**Required work**:
Where the string "true" shows up in a line of the records, copy that line.

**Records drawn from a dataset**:
====
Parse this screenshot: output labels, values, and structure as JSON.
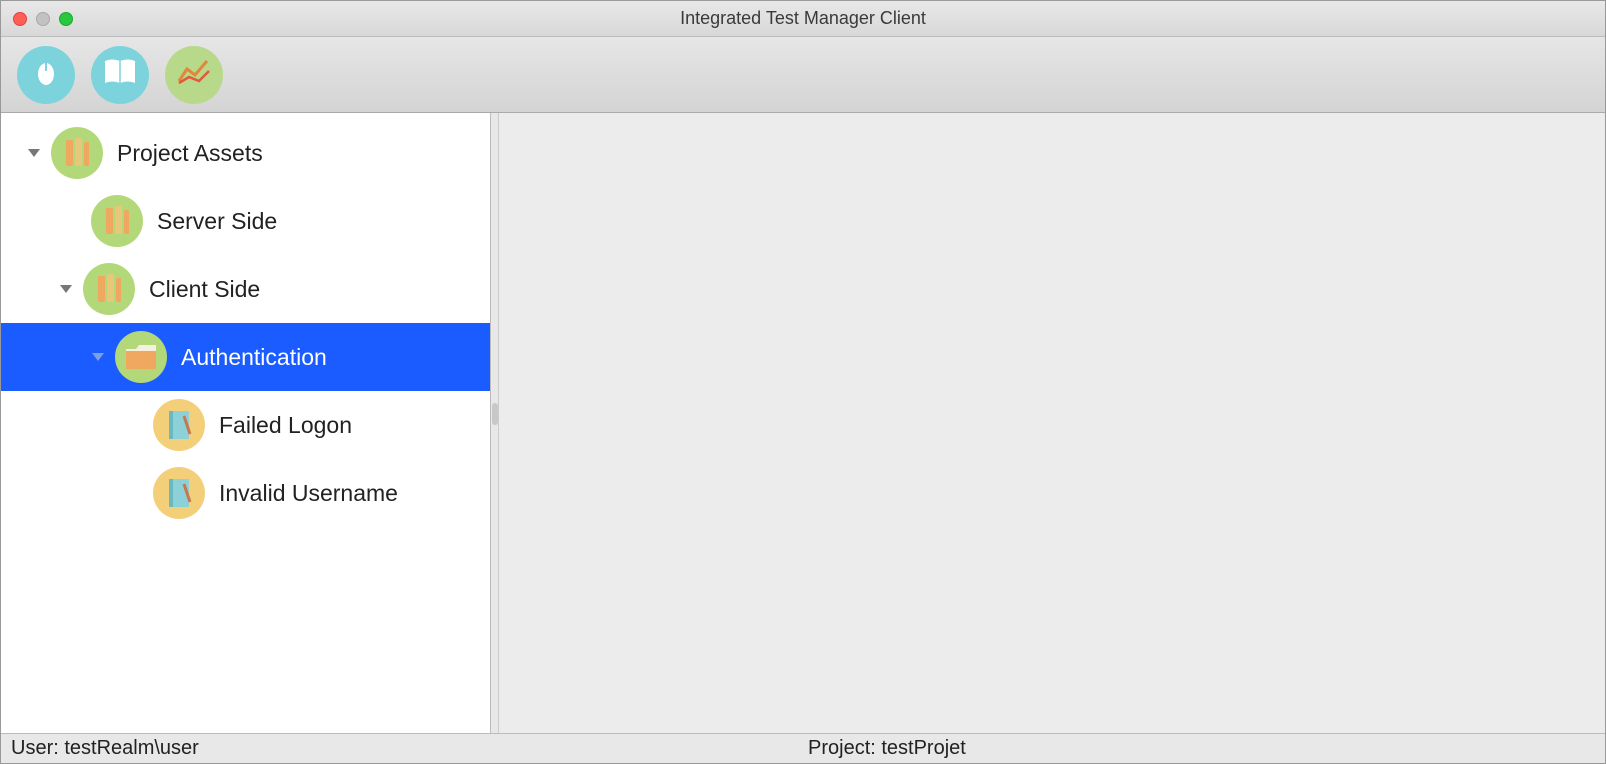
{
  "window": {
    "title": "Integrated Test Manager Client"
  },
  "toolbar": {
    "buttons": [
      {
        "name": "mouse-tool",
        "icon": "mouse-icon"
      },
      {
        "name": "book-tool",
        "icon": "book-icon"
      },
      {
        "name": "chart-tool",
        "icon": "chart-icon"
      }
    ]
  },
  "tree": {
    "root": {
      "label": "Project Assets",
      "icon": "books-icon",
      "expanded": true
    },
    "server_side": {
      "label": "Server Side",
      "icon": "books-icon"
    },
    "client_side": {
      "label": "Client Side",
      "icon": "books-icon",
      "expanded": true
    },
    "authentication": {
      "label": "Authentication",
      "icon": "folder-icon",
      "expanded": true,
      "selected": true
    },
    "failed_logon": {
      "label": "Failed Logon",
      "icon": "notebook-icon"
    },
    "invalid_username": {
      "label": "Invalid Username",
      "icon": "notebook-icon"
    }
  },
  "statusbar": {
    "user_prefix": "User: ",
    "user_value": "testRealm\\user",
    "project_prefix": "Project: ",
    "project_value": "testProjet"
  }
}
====
**Result for this exercise**:
      "expanded": true
      "expanded": true
      "expanded": true,
      "selected": true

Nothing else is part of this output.